TASK BRIEF>
Retype the entries exactly. Include every line.

TASK MATERIAL: Begin

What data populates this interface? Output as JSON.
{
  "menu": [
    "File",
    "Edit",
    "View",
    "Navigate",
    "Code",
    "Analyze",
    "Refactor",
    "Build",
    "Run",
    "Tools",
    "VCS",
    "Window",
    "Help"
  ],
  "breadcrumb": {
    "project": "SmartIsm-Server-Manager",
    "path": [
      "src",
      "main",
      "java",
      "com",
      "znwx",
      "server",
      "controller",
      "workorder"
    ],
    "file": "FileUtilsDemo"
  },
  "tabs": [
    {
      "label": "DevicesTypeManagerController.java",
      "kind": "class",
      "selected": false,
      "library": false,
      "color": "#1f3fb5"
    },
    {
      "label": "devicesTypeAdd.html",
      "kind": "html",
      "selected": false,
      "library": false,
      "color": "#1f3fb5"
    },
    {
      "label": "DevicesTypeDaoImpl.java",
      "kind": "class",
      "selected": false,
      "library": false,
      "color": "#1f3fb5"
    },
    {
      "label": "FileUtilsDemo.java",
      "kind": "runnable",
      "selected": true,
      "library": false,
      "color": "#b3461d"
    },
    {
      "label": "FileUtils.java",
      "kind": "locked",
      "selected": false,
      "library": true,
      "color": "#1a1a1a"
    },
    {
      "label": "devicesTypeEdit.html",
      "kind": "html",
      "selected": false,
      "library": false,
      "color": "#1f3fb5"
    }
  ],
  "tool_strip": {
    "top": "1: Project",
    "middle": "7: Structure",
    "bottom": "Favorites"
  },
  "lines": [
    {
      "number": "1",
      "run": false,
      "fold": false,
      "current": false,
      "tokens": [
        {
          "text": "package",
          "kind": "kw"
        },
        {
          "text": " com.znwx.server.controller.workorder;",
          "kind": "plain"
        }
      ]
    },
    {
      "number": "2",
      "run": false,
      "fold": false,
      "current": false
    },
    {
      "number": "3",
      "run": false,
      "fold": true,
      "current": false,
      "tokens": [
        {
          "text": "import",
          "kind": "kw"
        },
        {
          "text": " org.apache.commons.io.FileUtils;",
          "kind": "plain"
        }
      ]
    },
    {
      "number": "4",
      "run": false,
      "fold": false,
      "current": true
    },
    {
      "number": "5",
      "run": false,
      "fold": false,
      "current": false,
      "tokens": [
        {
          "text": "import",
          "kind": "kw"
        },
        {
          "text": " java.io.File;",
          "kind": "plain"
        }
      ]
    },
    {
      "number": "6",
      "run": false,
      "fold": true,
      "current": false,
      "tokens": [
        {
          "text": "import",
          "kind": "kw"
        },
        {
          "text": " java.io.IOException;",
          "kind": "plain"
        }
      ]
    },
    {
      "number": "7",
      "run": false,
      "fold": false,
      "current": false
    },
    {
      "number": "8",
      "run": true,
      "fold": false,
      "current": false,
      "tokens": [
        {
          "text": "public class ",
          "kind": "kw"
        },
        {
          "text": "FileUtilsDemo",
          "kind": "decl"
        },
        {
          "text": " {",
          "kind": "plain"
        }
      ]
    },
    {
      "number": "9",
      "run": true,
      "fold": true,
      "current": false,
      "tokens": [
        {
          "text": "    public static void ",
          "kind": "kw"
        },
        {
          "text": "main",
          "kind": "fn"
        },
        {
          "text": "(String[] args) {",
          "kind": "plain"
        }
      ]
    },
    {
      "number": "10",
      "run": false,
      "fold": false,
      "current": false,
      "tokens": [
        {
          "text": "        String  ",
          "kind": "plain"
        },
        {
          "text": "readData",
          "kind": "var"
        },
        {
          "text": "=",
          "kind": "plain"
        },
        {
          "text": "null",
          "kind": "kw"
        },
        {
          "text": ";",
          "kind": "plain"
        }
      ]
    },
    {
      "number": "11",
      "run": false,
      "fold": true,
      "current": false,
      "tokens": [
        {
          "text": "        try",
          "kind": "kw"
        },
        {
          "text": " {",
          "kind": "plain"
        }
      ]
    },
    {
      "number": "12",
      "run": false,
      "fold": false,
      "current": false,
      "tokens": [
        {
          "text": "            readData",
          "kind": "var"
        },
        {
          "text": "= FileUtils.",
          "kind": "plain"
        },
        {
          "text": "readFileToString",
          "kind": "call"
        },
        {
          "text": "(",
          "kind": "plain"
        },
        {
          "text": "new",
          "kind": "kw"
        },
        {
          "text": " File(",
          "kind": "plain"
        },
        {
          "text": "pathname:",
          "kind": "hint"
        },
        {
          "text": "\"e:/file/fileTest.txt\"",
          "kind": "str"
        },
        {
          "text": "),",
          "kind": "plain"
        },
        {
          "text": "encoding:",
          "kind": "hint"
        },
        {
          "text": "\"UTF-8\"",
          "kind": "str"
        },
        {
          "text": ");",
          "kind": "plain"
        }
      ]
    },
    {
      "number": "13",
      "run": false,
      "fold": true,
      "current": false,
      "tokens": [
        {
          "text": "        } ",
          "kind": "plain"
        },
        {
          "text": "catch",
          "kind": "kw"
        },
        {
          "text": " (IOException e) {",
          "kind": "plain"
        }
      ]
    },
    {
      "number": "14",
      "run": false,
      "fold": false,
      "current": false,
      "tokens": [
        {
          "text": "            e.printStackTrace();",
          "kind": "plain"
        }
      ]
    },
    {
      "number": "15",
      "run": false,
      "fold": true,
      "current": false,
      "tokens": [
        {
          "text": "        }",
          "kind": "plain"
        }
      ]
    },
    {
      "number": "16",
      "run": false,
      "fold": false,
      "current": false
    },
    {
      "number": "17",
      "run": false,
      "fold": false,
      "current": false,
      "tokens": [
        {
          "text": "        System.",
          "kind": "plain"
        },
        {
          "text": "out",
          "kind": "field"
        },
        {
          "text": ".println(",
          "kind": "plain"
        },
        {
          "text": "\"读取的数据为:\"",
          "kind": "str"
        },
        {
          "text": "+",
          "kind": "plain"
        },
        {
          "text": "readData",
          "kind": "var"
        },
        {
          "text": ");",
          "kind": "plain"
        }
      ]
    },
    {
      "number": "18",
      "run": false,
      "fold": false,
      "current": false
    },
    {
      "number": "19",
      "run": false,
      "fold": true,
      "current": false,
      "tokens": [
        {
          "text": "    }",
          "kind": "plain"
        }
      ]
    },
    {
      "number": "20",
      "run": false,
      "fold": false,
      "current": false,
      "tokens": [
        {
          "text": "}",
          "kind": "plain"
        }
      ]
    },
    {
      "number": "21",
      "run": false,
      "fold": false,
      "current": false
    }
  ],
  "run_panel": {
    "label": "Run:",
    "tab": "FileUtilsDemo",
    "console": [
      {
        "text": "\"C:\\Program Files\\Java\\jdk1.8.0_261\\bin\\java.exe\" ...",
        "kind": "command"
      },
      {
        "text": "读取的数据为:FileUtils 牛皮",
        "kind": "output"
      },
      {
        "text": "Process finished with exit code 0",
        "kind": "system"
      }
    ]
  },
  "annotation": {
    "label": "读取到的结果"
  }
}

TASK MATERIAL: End

REPLY TO THE TASK>
What data populates this interface? Output as JSON.
{
  "menu": [
    "File",
    "Edit",
    "View",
    "Navigate",
    "Code",
    "Analyze",
    "Refactor",
    "Build",
    "Run",
    "Tools",
    "VCS",
    "Window",
    "Help"
  ],
  "breadcrumb": {
    "project": "SmartIsm-Server-Manager",
    "path": [
      "src",
      "main",
      "java",
      "com",
      "znwx",
      "server",
      "controller",
      "workorder"
    ],
    "file": "FileUtilsDemo"
  },
  "tabs": [
    {
      "label": "DevicesTypeManagerController.java",
      "kind": "class",
      "selected": false,
      "library": false,
      "color": "#1f3fb5"
    },
    {
      "label": "devicesTypeAdd.html",
      "kind": "html",
      "selected": false,
      "library": false,
      "color": "#1f3fb5"
    },
    {
      "label": "DevicesTypeDaoImpl.java",
      "kind": "class",
      "selected": false,
      "library": false,
      "color": "#1f3fb5"
    },
    {
      "label": "FileUtilsDemo.java",
      "kind": "runnable",
      "selected": true,
      "library": false,
      "color": "#b3461d"
    },
    {
      "label": "FileUtils.java",
      "kind": "locked",
      "selected": false,
      "library": true,
      "color": "#1a1a1a"
    },
    {
      "label": "devicesTypeEdit.html",
      "kind": "html",
      "selected": false,
      "library": false,
      "color": "#1f3fb5"
    }
  ],
  "tool_strip": {
    "top": "1: Project",
    "middle": "7: Structure",
    "bottom": "Favorites"
  },
  "lines": [
    {
      "number": "1",
      "run": false,
      "fold": false,
      "current": false,
      "tokens": [
        {
          "text": "package",
          "kind": "kw"
        },
        {
          "text": " com.znwx.server.controller.workorder;",
          "kind": "plain"
        }
      ]
    },
    {
      "number": "2",
      "run": false,
      "fold": false,
      "current": false
    },
    {
      "number": "3",
      "run": false,
      "fold": true,
      "current": false,
      "tokens": [
        {
          "text": "import",
          "kind": "kw"
        },
        {
          "text": " org.apache.commons.io.FileUtils;",
          "kind": "plain"
        }
      ]
    },
    {
      "number": "4",
      "run": false,
      "fold": false,
      "current": true
    },
    {
      "number": "5",
      "run": false,
      "fold": false,
      "current": false,
      "tokens": [
        {
          "text": "import",
          "kind": "kw"
        },
        {
          "text": " java.io.File;",
          "kind": "plain"
        }
      ]
    },
    {
      "number": "6",
      "run": false,
      "fold": true,
      "current": false,
      "tokens": [
        {
          "text": "import",
          "kind": "kw"
        },
        {
          "text": " java.io.IOException;",
          "kind": "plain"
        }
      ]
    },
    {
      "number": "7",
      "run": false,
      "fold": false,
      "current": false
    },
    {
      "number": "8",
      "run": true,
      "fold": false,
      "current": false,
      "tokens": [
        {
          "text": "public class ",
          "kind": "kw"
        },
        {
          "text": "FileUtilsDemo",
          "kind": "decl"
        },
        {
          "text": " {",
          "kind": "plain"
        }
      ]
    },
    {
      "number": "9",
      "run": true,
      "fold": true,
      "current": false,
      "tokens": [
        {
          "text": "    public static void ",
          "kind": "kw"
        },
        {
          "text": "main",
          "kind": "fn"
        },
        {
          "text": "(String[] args) {",
          "kind": "plain"
        }
      ]
    },
    {
      "number": "10",
      "run": false,
      "fold": false,
      "current": false,
      "tokens": [
        {
          "text": "        String  ",
          "kind": "plain"
        },
        {
          "text": "readData",
          "kind": "var"
        },
        {
          "text": "=",
          "kind": "plain"
        },
        {
          "text": "null",
          "kind": "kw"
        },
        {
          "text": ";",
          "kind": "plain"
        }
      ]
    },
    {
      "number": "11",
      "run": false,
      "fold": true,
      "current": false,
      "tokens": [
        {
          "text": "        try",
          "kind": "kw"
        },
        {
          "text": " {",
          "kind": "plain"
        }
      ]
    },
    {
      "number": "12",
      "run": false,
      "fold": false,
      "current": false,
      "tokens": [
        {
          "text": "            readData",
          "kind": "var"
        },
        {
          "text": "= FileUtils.",
          "kind": "plain"
        },
        {
          "text": "readFileToString",
          "kind": "call"
        },
        {
          "text": "(",
          "kind": "plain"
        },
        {
          "text": "new",
          "kind": "kw"
        },
        {
          "text": " File(",
          "kind": "plain"
        },
        {
          "text": "pathname:",
          "kind": "hint"
        },
        {
          "text": "\"e:/file/fileTest.txt\"",
          "kind": "str"
        },
        {
          "text": "),",
          "kind": "plain"
        },
        {
          "text": "encoding:",
          "kind": "hint"
        },
        {
          "text": "\"UTF-8\"",
          "kind": "str"
        },
        {
          "text": ");",
          "kind": "plain"
        }
      ]
    },
    {
      "number": "13",
      "run": false,
      "fold": true,
      "current": false,
      "tokens": [
        {
          "text": "        } ",
          "kind": "plain"
        },
        {
          "text": "catch",
          "kind": "kw"
        },
        {
          "text": " (IOException e) {",
          "kind": "plain"
        }
      ]
    },
    {
      "number": "14",
      "run": false,
      "fold": false,
      "current": false,
      "tokens": [
        {
          "text": "            e.printStackTrace();",
          "kind": "plain"
        }
      ]
    },
    {
      "number": "15",
      "run": false,
      "fold": true,
      "current": false,
      "tokens": [
        {
          "text": "        }",
          "kind": "plain"
        }
      ]
    },
    {
      "number": "16",
      "run": false,
      "fold": false,
      "current": false
    },
    {
      "number": "17",
      "run": false,
      "fold": false,
      "current": false,
      "tokens": [
        {
          "text": "        System.",
          "kind": "plain"
        },
        {
          "text": "out",
          "kind": "field"
        },
        {
          "text": ".println(",
          "kind": "plain"
        },
        {
          "text": "\"读取的数据为:\"",
          "kind": "str"
        },
        {
          "text": "+",
          "kind": "plain"
        },
        {
          "text": "readData",
          "kind": "var"
        },
        {
          "text": ");",
          "kind": "plain"
        }
      ]
    },
    {
      "number": "18",
      "run": false,
      "fold": false,
      "current": false
    },
    {
      "number": "19",
      "run": false,
      "fold": true,
      "current": false,
      "tokens": [
        {
          "text": "    }",
          "kind": "plain"
        }
      ]
    },
    {
      "number": "20",
      "run": false,
      "fold": false,
      "current": false,
      "tokens": [
        {
          "text": "}",
          "kind": "plain"
        }
      ]
    },
    {
      "number": "21",
      "run": false,
      "fold": false,
      "current": false
    }
  ],
  "run_panel": {
    "label": "Run:",
    "tab": "FileUtilsDemo",
    "console": [
      {
        "text": "\"C:\\Program Files\\Java\\jdk1.8.0_261\\bin\\java.exe\" ...",
        "kind": "command"
      },
      {
        "text": "读取的数据为:FileUtils 牛皮",
        "kind": "output"
      },
      {
        "text": "Process finished with exit code 0",
        "kind": "system"
      }
    ]
  },
  "annotation": {
    "label": "读取到的结果"
  }
}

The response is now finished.